Small business expert Deborah Sweeney talks about the importance of naming your business, whether or not to incorporate and what you need to know about the IRS.
Most of us are well acquainted with summer lemonade stands – neighborhood kids dig out some store bought packets of lemonade mix (or real lemons, if they want to get fancy), throw them in a pitcher with some sugar and water, and look cute behind a table that’s set up in front of their house, determined to make some extra bucks. Were you one of them?
That little flicker of entrepreneurial spirit is inside everyone who spent their summer washing cars, mowing lawns and selling refreshments. And as the weather begins to heat up, maybe it is time to resurrect your inner summertime entrepreneur and try starting a side business. Many of the business owners who I talk to started running their businesses part-time before they were able to quit their day jobs and take their ventures on full-time. However, since this is a step above the kiddie lemonade stand, there are a few questions that most new entrepreneurs have about the legal aspect of their side business.
Do I need to file for a Doing Business As (DBA) name?
You probably should, as a DBA name is needed for some of the most rudimentary parts of running a business, such as opening a bank account for your business, receiving checks made out to your business, and, in some cases, being legally allowed to advertise. Most states see DBA names as a measure to protect against fraud, so they are fairly strict about having one. It is better to file for a DBA name early to make sure that your business name is available and you can actually run your business under that name. Now the only time you do not have to register for a DBA name is if the business’s name is your name. But if you add even a couple of words to that name, you need a DBA; Deborah Sweeney’s Lemonade Stand, for example, would still have to be registered as a DBA name even though it has my name in it. [pullquote]The only time you do not have to register for a DBA name is if the business’s name is your name.[/pullquote]
(Related: Deborah Sweeney talks about the top challenges in running her business)
How does running a small business on the side affect my taxes?

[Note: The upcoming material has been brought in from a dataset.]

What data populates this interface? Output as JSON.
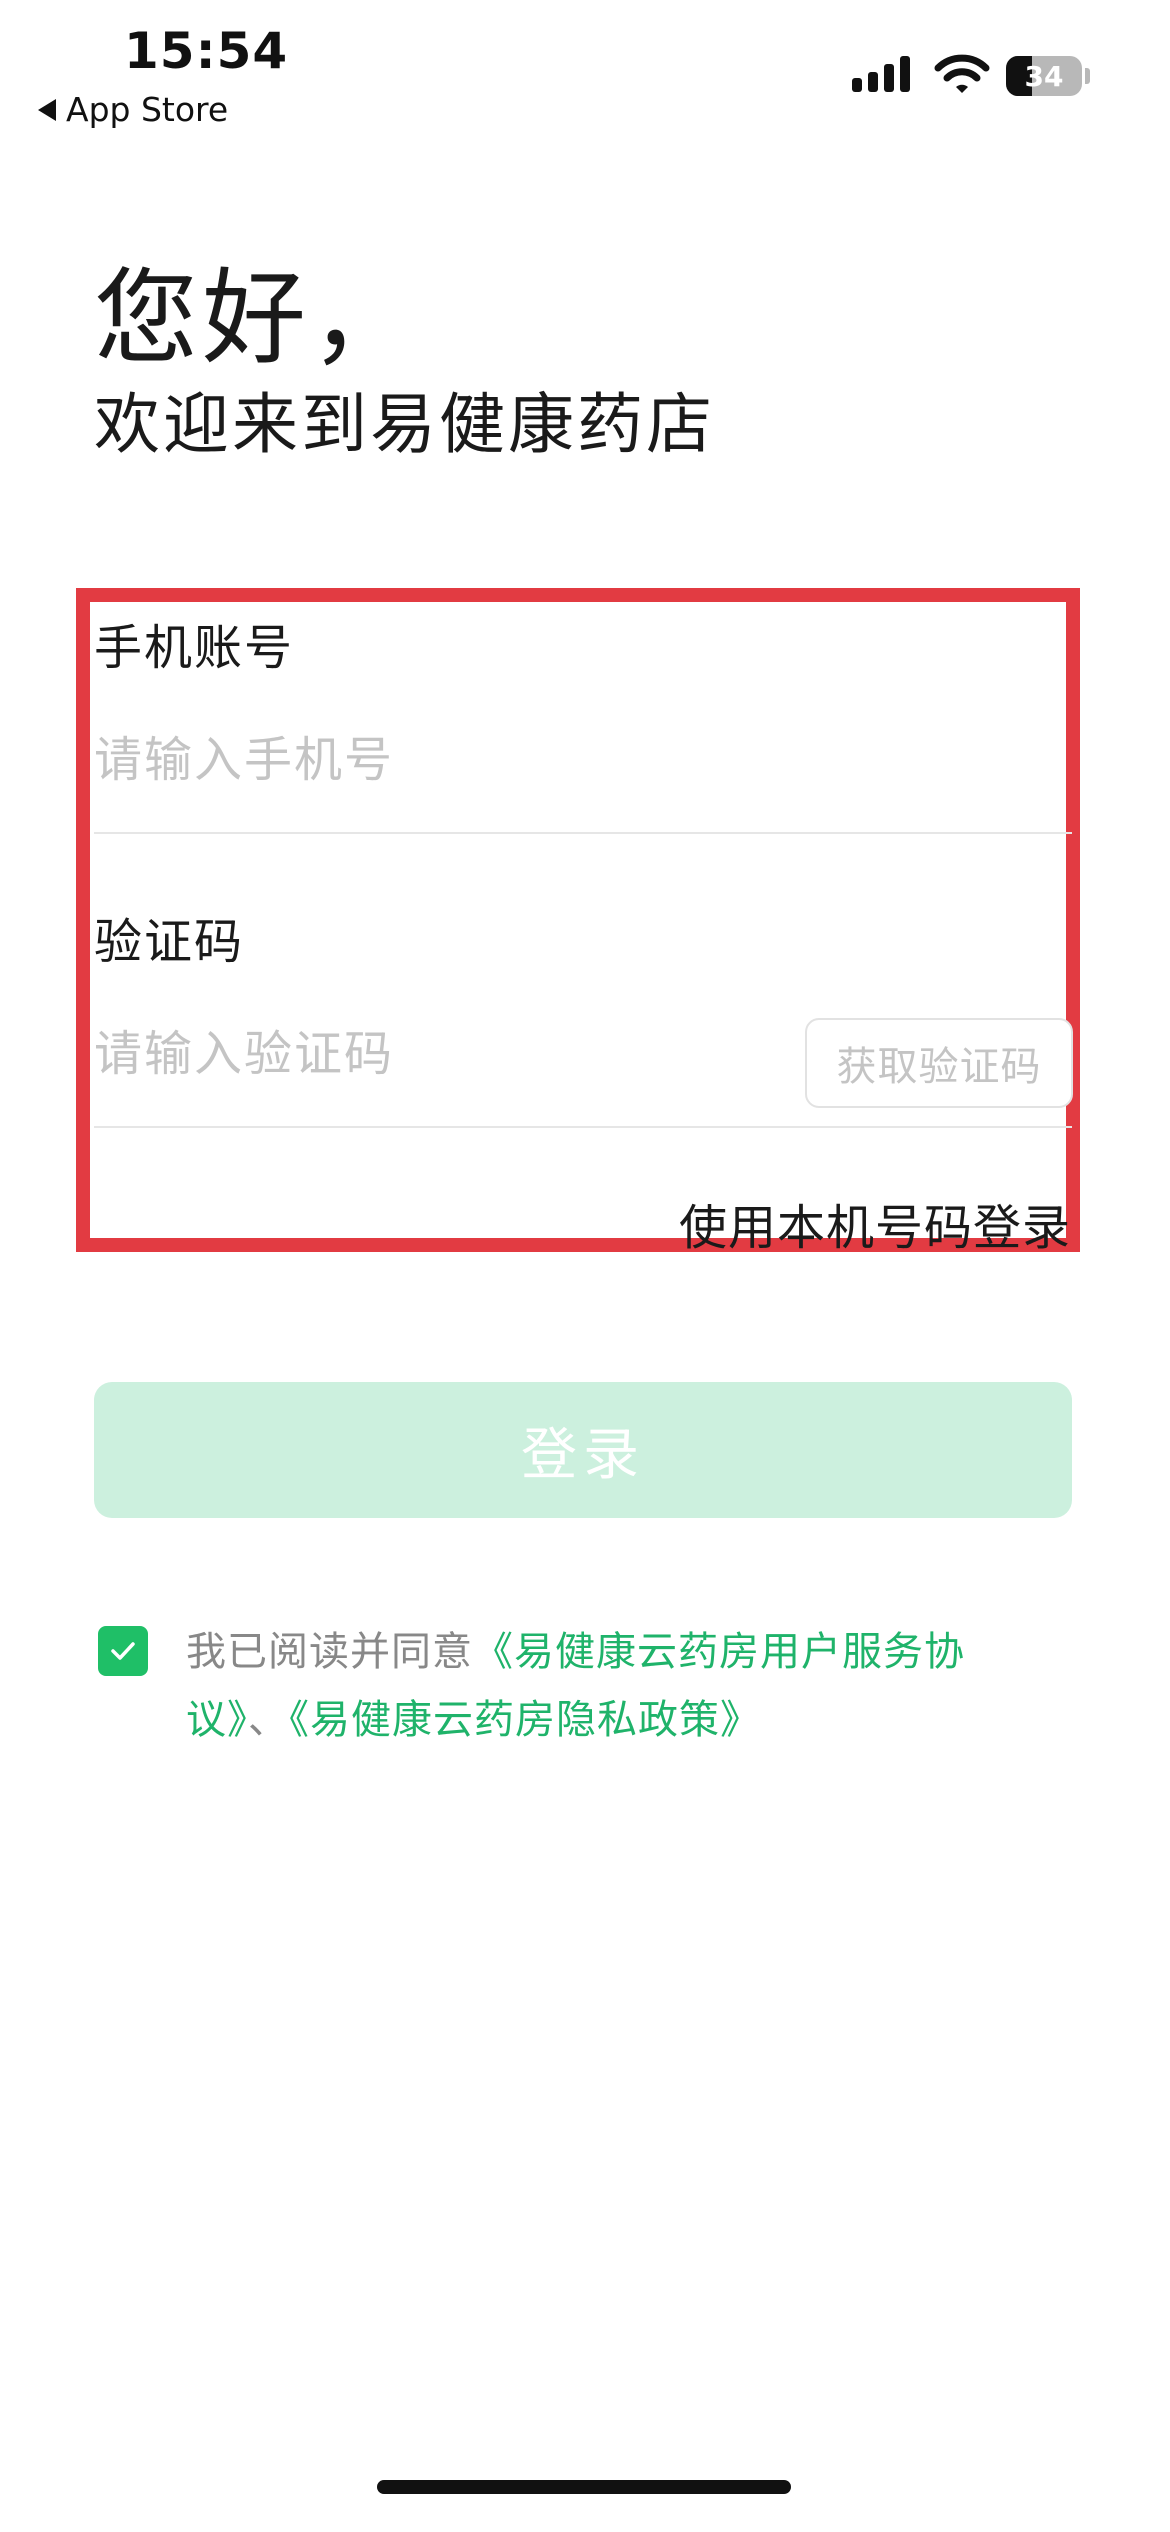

If your business is making money, the IRS is going to want its cut – there is no way around that. If you expect to owe more than $1,000 in taxes as a result of your business by the end of the year, you need to fill out a 1040-ES and send quarterly, estimated tax payments in order to avoid penalties and fees. But running a business on the side can also help you save on your tax bill as it allows you to write-off business expenses – things like a new computer, a separate phone line, and even advertising can be written off. Just make sure that you keep detailed records of everything so that you can prove you are running a legitimate business, instead of just using a dummy company to write off a new laptop.
(Related: 2013 Tax Laws: 6 Changes Business Owners Need to Know)
Should I form an LLC or incorporate?
That all depends on what sort of business you are running, and whether or not you feel the need to separate your home life from your professional life. Forming an LLC and incorporation both turn a business into its own, separate legal entity – that means the business can carry its own debts and it can also be sued, thereby protecting you financially and legally from your business’s liabilities. If you’re a tiny little company that makes crafts to sell on Etsy, or sells used books on Amazon, then it may not be worth incorporating or forming an LLC. But if your business requires that you take on a substantial amount of debt, or if you are in a high-risk industry, it may be worth pursuing alternative legal structures for your company.
Summertime has a way of awakening the entrepreneurial spirit in all of us – it certainly did when we were kids, and it undoubtedly still does to this day now that we’re grown. If you have been thinking about starting up a side business, summer is the perfect time to get the ball rolling. Of course there is a little bit more paperwork involved when you start a business as an adult – you certainly didn’t need a DBA name to deposit the $4.50 you made selling lemonade into your piggy bank. But running a business is very rewarding, so tap into the motivation that once led you to selling cold drinks to your neighbors and start running your own company!
Deborah Sweeney submitted her business story to our site for 1,000 Stories and now she blogs for us! Are you a woman who has started a business? Submit your story and it will be featured our site.